> Work order: In the listing below, count every line that contains "JSON". Give nothing but the number.

> Listed entries:

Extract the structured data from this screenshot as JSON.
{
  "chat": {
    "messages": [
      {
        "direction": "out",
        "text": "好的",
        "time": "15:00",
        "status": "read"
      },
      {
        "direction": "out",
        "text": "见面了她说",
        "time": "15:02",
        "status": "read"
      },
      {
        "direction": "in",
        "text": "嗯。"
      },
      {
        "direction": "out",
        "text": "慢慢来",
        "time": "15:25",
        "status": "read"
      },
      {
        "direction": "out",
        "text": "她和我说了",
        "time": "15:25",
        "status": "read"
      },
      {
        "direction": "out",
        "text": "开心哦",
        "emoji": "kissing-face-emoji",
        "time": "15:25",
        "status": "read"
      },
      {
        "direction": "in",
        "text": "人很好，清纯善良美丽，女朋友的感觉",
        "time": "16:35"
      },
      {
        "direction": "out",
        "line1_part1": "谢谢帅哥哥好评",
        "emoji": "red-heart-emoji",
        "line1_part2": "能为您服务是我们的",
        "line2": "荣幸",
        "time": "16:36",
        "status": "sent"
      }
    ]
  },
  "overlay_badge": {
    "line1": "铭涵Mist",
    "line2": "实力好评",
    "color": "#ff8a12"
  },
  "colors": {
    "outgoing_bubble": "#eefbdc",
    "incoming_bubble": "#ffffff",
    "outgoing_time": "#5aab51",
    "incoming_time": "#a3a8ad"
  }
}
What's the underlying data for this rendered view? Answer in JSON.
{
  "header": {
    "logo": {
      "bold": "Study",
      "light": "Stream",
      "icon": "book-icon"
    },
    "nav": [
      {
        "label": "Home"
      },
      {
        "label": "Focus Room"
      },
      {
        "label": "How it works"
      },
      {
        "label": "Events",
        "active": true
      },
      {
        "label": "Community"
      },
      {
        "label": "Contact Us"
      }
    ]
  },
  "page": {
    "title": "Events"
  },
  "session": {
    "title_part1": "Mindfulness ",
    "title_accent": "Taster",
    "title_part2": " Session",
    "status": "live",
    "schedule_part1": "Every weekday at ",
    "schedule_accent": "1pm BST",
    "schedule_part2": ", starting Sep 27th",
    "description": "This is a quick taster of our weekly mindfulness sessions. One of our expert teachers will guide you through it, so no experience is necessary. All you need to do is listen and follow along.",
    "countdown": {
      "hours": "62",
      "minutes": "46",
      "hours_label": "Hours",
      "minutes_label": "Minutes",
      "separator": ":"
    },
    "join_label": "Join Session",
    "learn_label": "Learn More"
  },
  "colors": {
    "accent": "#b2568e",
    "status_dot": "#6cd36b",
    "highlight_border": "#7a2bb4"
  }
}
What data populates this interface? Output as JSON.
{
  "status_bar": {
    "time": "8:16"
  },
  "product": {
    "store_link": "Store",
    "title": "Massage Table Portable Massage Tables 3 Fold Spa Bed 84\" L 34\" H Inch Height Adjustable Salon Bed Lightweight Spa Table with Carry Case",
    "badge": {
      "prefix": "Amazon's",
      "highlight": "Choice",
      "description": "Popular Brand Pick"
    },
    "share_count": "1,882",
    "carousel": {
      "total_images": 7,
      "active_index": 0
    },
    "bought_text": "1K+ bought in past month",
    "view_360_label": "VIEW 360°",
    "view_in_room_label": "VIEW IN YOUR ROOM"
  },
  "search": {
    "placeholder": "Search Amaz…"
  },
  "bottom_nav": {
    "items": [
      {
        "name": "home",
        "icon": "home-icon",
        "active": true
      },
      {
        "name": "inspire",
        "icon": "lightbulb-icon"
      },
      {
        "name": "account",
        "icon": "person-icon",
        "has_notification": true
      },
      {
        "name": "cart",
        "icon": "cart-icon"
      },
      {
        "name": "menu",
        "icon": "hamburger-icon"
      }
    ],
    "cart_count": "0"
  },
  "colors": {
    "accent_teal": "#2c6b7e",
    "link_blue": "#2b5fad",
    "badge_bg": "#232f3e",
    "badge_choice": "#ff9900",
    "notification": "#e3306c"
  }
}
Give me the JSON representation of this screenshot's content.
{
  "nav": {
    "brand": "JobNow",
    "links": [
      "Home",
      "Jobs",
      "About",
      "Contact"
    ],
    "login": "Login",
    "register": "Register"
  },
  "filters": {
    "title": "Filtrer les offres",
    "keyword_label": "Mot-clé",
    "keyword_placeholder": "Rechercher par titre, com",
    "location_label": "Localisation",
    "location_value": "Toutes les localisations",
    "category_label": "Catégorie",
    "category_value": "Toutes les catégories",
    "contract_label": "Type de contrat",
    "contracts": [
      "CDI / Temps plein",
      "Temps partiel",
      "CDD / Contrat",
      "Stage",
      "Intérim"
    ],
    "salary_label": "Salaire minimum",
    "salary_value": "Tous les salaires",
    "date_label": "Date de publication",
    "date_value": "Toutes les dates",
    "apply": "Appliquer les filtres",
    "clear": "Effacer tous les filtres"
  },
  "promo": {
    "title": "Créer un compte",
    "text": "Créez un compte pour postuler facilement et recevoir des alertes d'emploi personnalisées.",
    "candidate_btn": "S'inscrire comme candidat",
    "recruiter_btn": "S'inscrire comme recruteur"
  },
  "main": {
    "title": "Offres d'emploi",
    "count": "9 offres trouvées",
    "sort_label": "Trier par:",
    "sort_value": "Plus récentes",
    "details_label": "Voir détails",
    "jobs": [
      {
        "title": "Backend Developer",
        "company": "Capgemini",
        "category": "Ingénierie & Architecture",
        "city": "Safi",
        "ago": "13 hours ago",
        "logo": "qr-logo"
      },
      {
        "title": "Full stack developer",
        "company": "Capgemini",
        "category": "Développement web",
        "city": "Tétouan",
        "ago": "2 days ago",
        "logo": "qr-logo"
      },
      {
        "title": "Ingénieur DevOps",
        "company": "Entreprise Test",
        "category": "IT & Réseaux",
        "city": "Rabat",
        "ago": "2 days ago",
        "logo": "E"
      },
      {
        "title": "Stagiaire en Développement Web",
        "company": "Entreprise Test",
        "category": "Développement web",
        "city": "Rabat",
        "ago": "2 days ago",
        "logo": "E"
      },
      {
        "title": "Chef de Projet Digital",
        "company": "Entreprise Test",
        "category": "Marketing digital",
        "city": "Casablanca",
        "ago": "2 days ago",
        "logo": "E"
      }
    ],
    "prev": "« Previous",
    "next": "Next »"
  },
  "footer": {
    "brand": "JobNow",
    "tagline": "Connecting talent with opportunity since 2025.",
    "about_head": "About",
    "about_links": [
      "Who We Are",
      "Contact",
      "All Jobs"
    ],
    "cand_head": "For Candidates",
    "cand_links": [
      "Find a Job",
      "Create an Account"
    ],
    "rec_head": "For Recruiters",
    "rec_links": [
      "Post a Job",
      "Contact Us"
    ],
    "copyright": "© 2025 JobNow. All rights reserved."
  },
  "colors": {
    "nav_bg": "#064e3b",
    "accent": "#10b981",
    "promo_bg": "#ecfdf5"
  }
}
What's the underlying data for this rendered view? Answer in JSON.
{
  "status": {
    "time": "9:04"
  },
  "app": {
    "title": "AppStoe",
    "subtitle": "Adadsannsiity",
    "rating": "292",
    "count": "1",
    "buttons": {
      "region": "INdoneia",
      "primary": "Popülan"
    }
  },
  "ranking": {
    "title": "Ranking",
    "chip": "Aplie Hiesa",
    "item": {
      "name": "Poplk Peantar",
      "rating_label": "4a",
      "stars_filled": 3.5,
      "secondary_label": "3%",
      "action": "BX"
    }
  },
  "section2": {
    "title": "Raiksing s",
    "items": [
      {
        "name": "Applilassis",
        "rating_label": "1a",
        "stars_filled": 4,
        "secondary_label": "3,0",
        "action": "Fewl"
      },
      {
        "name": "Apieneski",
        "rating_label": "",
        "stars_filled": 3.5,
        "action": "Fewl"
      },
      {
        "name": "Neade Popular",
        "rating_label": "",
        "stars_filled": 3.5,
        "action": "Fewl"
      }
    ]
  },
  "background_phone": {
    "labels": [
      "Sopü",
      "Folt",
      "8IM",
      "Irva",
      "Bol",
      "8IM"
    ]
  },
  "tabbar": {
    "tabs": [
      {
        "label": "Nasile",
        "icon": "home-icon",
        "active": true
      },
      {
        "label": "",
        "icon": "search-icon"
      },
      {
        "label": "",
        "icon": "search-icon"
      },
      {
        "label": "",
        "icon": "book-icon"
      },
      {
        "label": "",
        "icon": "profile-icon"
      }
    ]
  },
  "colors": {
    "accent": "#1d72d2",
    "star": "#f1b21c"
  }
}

> Completed task: 5